Banu Subramaniam is Professor of Women, Gender, Sexuality Studies at the University of Massachusetts, Amherst. Trained as a plant evolutionary biologist, Banu’s work engages the feminist studies of science in the practices of experimental biology. Author of Holy Science: The Biopolitics of Hindu Nationalism (University of Washington Press, 2019), Ghost Stories for Darwin: The Science of Variation and the Politics of Diversity (University of Illinois Press, 2014), and coeditor of Feminist Science Studies: A New Generation (Routledge, 2001) and Making Threats: Biofears and Environmental Anxieties (Rowman & Littlefield, 2005) and the forthcoming MEAT!: A Transnational Analysis (Duke University Press 2021), Banu’s current work focuses on decolonizing botany and the relationship of science and religious nationalism in India.
NOFA-NY’s Farmer of the Year, Brian Caldwell
Farmer of the Year Address
Live Spanish Translation
Saturday, Jan. 23 @ 2:00 PM ET

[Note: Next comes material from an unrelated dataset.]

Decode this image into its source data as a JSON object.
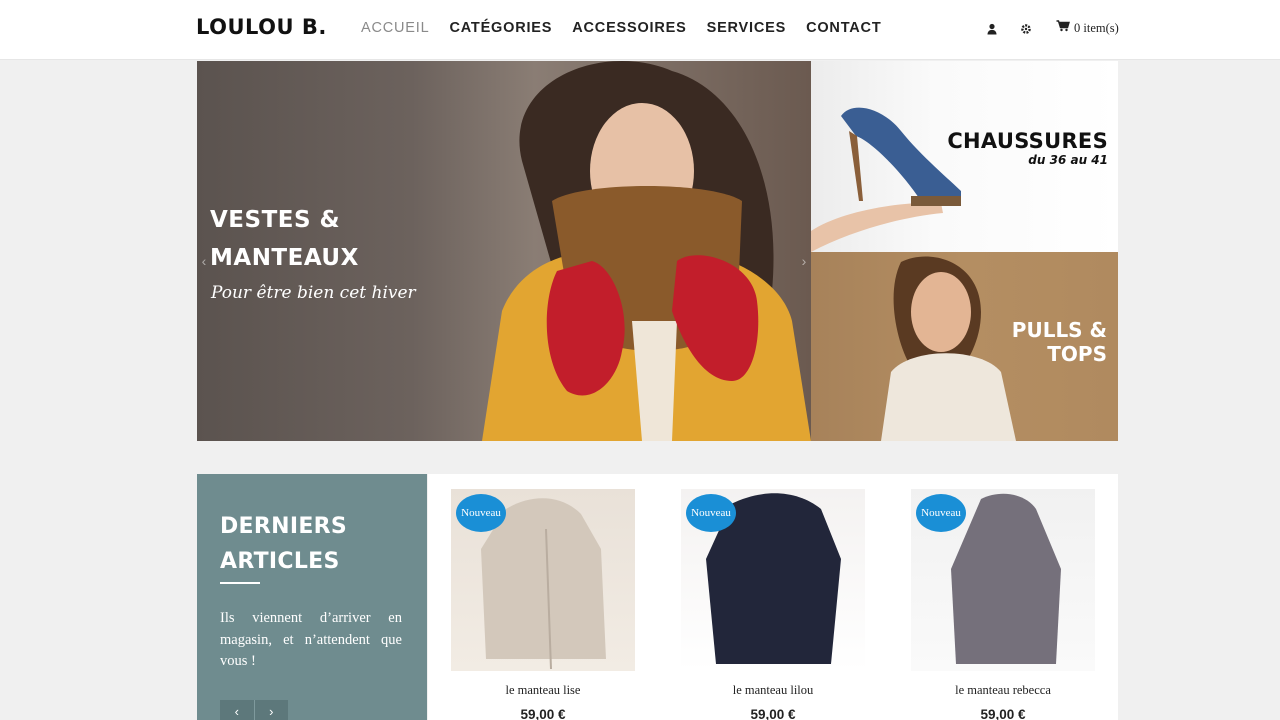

Brian has been involved in organic agriculture for more than 40 years as an educator, researcher, and farmer. In 1983, he was a founding member of NOFA-NY and served as our first education coordinator from 2002-2005. He was a member of the committee that wrote our first set of certification standards. He spent many years working for Cornell University, as a vegetable and fruit specialist for Cornell Cooperative Extension, and then as field manager for the Cornell Organic Cropping Systems project. He has operated Hemlock Grove Farm, a certified organic farm in West Danby, NY since 1978, and has a deep appreciation for the organic community, as well as an understanding of organic practices and philosophy. Brian was also recently appointed to the National Organic Standards Board. Brian will join us to speak about resilience based on his experience as a farmer, researcher, and educator.